**What needs to be done**
For the records below, give the count of lines holding the word "image" and nothing more.

━━━ Material for this exercise

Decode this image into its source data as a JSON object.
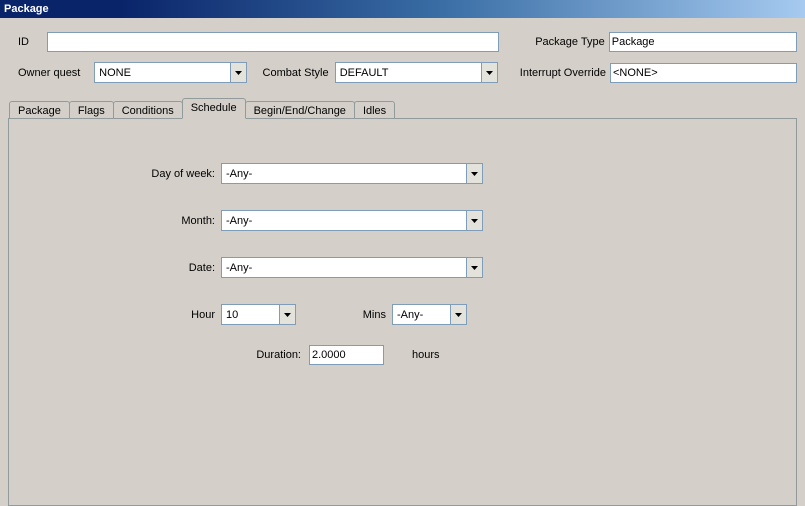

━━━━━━
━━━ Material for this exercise

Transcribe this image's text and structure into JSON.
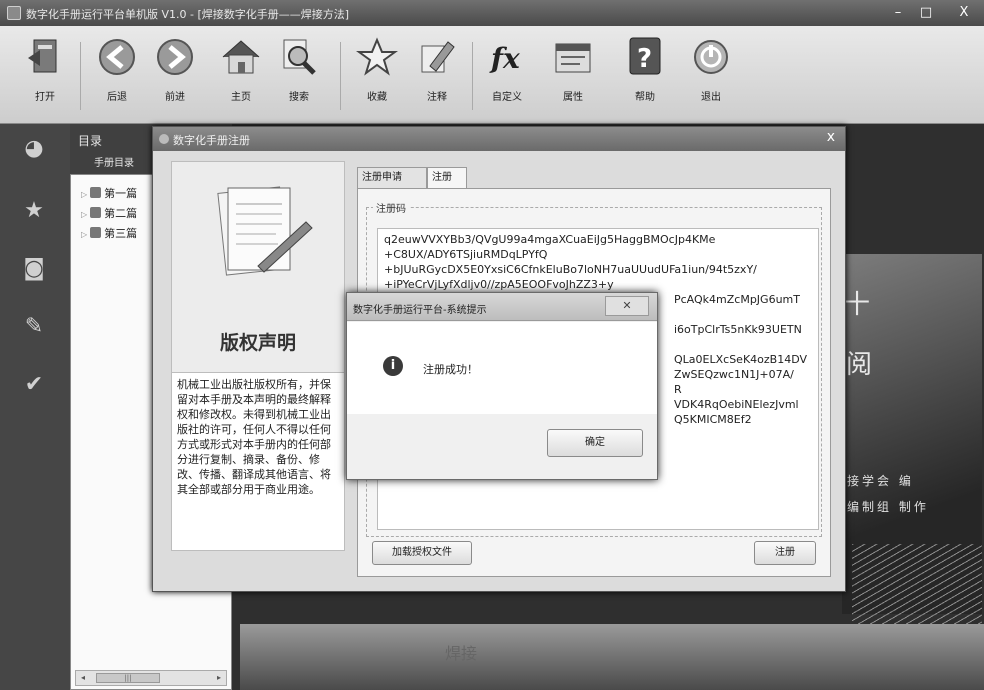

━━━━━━
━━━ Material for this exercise

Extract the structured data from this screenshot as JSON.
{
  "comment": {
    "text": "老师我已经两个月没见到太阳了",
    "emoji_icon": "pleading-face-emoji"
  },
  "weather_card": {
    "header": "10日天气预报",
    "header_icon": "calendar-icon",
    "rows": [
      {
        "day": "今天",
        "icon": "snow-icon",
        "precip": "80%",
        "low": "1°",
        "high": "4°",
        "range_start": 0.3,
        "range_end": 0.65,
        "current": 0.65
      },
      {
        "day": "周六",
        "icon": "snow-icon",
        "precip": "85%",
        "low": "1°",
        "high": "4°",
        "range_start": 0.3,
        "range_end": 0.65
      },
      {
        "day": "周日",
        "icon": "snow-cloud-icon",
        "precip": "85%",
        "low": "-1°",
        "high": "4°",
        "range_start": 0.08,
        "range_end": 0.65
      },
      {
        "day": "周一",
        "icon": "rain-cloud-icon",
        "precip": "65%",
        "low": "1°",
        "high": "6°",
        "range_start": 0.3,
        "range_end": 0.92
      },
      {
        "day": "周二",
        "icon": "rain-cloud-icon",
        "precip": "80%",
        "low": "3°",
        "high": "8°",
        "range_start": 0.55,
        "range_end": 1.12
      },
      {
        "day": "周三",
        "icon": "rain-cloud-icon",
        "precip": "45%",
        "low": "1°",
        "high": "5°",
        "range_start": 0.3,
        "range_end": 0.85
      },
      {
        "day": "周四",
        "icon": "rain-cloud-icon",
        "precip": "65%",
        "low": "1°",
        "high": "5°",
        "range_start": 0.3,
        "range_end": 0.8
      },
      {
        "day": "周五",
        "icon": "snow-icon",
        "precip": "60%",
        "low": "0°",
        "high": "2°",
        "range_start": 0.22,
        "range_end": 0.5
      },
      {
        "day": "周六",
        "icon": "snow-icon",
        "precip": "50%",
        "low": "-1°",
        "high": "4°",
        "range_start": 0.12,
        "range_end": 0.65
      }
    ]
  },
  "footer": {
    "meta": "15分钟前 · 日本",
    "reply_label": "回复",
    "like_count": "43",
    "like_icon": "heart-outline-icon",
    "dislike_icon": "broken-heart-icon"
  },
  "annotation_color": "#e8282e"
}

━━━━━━

**The answer**
2